(Data records Opens)
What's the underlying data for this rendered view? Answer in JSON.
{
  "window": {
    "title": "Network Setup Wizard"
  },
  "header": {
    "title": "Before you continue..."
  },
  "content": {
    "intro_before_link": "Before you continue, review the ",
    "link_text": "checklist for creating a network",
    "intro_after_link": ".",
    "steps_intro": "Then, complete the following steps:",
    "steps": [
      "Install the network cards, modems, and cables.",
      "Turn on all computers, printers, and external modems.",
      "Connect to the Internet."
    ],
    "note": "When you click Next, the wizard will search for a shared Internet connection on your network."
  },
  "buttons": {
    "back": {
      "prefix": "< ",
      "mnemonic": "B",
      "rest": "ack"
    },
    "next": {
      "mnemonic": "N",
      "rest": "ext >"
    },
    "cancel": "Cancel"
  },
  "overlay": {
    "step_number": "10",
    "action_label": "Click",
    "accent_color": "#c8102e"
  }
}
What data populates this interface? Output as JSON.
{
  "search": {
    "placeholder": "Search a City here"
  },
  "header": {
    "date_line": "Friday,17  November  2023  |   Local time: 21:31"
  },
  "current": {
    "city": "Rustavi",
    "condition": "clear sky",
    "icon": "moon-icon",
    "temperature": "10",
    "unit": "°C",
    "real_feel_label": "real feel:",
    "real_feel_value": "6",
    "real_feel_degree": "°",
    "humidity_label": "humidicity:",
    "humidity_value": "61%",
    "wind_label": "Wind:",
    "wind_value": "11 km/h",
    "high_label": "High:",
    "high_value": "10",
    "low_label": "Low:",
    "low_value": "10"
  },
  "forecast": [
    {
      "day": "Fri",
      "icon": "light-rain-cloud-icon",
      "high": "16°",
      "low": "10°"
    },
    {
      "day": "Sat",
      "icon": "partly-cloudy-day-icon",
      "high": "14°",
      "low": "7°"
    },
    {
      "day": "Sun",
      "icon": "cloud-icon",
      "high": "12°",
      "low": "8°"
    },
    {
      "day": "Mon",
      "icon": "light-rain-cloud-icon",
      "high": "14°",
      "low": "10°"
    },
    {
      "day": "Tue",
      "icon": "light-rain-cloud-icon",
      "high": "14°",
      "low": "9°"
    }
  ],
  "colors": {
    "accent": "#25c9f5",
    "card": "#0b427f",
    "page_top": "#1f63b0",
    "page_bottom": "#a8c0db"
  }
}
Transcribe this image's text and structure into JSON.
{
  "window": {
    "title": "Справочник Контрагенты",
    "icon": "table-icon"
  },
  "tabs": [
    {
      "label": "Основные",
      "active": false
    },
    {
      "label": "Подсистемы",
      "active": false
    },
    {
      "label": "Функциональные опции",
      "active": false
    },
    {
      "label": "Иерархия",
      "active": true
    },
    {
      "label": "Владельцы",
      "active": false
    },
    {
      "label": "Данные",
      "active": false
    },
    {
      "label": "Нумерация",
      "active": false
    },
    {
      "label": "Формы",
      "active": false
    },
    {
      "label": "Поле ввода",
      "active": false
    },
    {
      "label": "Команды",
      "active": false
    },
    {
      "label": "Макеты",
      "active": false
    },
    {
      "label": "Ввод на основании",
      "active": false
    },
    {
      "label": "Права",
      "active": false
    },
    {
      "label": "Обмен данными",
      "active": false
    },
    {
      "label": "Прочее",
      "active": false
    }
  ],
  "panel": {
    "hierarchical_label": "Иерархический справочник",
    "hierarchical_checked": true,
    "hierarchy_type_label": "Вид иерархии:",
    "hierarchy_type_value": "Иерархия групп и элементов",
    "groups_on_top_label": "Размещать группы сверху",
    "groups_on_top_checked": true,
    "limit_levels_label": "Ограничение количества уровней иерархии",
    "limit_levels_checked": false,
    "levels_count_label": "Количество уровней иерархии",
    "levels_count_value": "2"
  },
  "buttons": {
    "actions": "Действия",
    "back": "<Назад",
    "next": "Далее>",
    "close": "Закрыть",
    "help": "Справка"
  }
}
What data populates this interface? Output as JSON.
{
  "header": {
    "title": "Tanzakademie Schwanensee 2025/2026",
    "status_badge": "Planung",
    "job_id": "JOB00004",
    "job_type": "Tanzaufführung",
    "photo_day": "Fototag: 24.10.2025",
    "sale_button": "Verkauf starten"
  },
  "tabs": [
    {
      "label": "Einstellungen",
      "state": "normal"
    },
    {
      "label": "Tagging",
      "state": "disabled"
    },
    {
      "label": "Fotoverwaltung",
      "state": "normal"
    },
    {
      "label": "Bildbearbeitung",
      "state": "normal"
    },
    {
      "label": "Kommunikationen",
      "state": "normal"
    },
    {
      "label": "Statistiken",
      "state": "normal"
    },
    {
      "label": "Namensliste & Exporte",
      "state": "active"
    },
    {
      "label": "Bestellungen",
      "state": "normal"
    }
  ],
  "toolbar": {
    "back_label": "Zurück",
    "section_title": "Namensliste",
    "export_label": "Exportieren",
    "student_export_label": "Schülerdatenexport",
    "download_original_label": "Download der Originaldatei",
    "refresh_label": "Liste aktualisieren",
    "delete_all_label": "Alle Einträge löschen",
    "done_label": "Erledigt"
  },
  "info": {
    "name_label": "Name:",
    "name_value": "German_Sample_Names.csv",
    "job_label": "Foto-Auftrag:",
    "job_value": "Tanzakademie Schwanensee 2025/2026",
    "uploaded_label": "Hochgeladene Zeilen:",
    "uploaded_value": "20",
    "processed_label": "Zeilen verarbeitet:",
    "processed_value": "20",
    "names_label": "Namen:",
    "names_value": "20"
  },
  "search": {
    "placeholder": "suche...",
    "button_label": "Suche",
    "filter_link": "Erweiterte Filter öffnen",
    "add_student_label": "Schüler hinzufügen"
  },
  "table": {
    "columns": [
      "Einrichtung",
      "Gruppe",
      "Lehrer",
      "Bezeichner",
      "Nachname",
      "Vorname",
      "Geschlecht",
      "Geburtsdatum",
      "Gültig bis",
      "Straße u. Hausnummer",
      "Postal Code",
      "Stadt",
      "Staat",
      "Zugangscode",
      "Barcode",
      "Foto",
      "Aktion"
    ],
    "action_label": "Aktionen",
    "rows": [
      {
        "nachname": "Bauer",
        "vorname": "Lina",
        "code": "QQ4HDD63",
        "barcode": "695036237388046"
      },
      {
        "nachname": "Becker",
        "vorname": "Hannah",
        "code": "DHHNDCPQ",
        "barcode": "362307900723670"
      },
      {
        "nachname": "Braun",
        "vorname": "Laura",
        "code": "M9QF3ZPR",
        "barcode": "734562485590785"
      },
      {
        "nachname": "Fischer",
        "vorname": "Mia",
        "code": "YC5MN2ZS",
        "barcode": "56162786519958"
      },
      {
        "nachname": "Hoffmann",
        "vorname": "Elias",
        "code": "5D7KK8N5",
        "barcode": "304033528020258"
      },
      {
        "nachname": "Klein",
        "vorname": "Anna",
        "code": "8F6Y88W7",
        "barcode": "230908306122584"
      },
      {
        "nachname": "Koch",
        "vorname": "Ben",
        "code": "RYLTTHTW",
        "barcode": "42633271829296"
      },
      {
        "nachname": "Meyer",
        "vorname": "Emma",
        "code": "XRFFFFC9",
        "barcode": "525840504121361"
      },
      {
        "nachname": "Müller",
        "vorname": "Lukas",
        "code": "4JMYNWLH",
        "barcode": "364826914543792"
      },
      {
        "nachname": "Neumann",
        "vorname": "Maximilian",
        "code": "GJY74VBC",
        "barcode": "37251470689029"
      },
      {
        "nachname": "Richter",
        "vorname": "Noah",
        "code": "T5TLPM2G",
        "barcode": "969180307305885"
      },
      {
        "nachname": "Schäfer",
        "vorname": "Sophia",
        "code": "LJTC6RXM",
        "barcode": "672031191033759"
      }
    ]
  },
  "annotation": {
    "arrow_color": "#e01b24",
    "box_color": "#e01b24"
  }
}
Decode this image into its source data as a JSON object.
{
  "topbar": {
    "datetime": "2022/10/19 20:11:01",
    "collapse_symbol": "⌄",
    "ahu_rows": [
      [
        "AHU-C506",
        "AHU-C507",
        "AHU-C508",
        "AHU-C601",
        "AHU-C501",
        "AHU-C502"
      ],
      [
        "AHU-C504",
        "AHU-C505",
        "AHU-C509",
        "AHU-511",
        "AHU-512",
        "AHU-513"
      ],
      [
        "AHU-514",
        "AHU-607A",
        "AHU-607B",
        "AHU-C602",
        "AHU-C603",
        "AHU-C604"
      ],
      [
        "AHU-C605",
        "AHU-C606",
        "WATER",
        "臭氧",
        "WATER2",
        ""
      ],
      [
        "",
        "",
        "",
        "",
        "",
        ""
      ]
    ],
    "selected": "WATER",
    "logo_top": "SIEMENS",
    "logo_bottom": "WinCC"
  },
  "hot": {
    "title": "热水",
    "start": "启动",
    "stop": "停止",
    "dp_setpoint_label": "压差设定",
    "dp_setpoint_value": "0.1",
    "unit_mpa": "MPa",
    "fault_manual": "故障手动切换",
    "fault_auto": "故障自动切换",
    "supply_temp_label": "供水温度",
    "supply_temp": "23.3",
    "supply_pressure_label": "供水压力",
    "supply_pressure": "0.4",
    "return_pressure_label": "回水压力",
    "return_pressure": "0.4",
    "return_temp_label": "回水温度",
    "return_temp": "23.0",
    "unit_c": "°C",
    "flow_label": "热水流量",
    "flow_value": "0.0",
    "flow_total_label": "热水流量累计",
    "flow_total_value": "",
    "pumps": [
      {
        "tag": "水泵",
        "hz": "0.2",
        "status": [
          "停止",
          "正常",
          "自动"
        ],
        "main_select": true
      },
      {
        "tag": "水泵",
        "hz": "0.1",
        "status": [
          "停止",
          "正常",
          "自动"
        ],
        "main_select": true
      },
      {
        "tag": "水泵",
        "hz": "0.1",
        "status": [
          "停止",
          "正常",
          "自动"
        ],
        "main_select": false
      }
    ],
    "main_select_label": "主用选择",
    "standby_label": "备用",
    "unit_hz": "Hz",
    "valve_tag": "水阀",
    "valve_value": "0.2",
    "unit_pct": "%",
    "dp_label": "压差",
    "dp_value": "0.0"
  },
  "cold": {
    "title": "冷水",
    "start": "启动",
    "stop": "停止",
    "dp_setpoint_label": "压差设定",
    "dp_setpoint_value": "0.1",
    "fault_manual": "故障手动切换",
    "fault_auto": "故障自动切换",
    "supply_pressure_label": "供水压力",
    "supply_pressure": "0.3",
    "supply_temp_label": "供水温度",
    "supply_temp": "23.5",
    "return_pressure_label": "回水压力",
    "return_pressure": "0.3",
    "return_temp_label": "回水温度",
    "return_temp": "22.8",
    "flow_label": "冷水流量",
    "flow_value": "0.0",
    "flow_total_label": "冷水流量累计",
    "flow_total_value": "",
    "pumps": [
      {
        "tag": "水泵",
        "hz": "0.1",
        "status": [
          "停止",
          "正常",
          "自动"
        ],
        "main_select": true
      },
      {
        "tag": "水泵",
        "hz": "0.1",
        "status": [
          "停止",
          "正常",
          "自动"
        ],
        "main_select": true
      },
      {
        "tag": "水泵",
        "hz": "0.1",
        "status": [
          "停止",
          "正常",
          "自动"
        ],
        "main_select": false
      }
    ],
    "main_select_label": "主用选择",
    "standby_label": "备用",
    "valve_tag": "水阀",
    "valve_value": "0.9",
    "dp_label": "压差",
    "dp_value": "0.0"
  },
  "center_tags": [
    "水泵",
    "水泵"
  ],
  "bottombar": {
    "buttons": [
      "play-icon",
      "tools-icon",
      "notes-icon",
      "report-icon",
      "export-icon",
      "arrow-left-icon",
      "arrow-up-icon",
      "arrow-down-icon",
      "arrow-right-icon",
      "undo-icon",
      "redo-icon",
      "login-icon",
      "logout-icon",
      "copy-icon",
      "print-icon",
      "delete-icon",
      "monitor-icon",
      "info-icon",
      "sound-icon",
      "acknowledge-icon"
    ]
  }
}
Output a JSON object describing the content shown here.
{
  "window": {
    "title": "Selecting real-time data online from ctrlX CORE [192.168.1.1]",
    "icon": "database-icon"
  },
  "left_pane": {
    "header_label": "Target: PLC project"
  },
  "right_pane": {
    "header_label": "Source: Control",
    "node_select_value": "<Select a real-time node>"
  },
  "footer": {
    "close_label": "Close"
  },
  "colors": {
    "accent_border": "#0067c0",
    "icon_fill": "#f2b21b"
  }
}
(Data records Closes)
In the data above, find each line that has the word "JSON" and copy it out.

- **Answer to this problem**
What's the underlying data for this rendered view? Answer in JSON.
What data populates this interface? Output as JSON.
Transcribe this image's text and structure into JSON.
What data populates this interface? Output as JSON.
Decode this image into its source data as a JSON object.
Output a JSON object describing the content shown here.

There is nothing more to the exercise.